"The melting of ice in polar regions is one example," explained Prof Martin Siegert of the University of Exeter, another of the study's authors. "As we have observed in the Arctic Ocean, and recently in the Antarctic, a thin layer of floating ice helps reduce global temperatures by reflecting the sun's energy back into space. However, once this ice melts this reflection is replaced by absorption of solar energy, which drives temperatures even higher." 

Even current climate models show these processes could cause significant warming after net zero – with an estimated 1 in 6 chance this warming could exceed 15% of total global warming. This means that if global temperatures have risen by 2 °C at the point we reach net zero, the final temperature change could be above 2.3 °C.

"Warming of this magnitude would worsen major climate risks to communities across the world, and particularly in the most vulnerable regions," said Siegert. 

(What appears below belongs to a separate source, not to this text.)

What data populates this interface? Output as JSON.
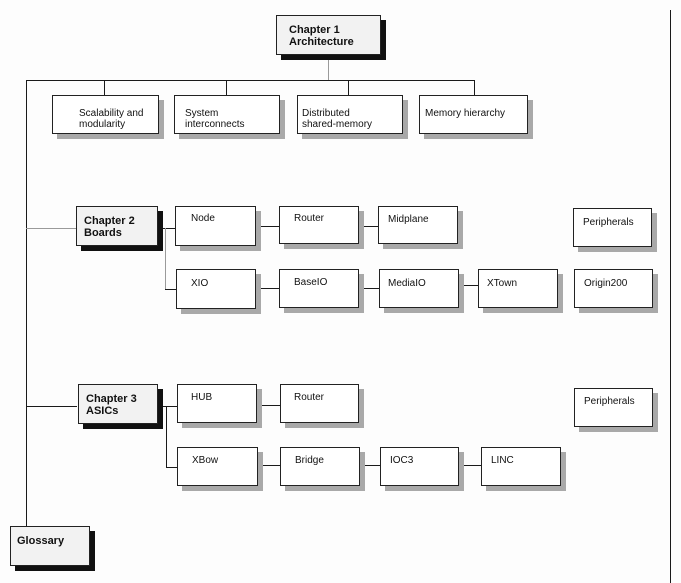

Toward a Better Understanding of Future Global Warming Risk

Despite persistent progress in the field, exploring the full range of climate change risks is challenging. Models are already very expensive to run and every added process further increases the computational burden.

"We need a collaborative effort between diverse climate experts to develop a suite of scientific tools that allow us to more deeply explore and understand the level of global warming we can expect. Our study takes the first step by mapping all processes that affect global temperatures and estimating their impact across millennia," said Rogelj. 

The international team – which additionally includes researchers from the Lawrence Berkeley National Laboratory, Melbourne University, and the Max Plank Institute – identified 26 distinct processes, of which more than half could drive significant warming.

One example is a decline in land carbon uptake. Plants are important mitigators of global temperatures since they use CO2 during photosynthesis. But other climate processes, such as changing rainfall patterns, droughts, and heatwaves, can reduce the efficacy of this 'carbon sink'. 

"We have drawn on expertise across climate science to build a catalog of processes that could affect global temperatures in a net zero world, but we need to better understand their potential impact. We propose a set of key research activities to reduce this uncertainty and improve warming predictions as quickly as possible," said Palazzo Corner. 

We Must Reach Net Zero CO2 as soon as Possible

The study's take-home message is that the future is more uncertain than we think, and so we must adjust our climate mitigation policies to prevent further warming after net zero. 

"We are working on building better models, but should not wait until they are perfect before we act. We must take a precautionary approach and drastically reduce emissions now with the goal of achieving net zero CO2 as soon as possible and preventing climate harm to future generations," warned Rogelj. 

"Even if global warming did stop at net zero, we must remember that once started, some processes will continue for centuries," Siegert added. "Sea-level rise for decades after net zero is an example we must plan for, but there may be others that require further analysis. By urgently cutting emissions we can prevent future risks."

The article is part of the Frontiers in Science multimedia article hub 'Global warming after net zero CO2'. The hub features editorials, viewpoints, and policy outlooks from other eminent experts, including: Michael Mann, University of Pennsylvania, USA; H Damon Matthews, Concordia University, Canada.

Tell Us What You Think

Do you have a review, update or anything you would like to add to this news story?

Leave your feedback
Your comment type

While we only use edited and approved content for Azthena answers, it may on occasions provide incorrect responses. Please confirm any data provided with the related suppliers or authors. We do not provide medical advice, if you search for medical information you must always consult a medical professional before acting on any information provided.

Your questions, but not your email details will be shared with OpenAI and retained for 30 days in accordance with their privacy principles.

Please do not ask questions that use sensitive or confidential information.

Read the full Terms & Conditions.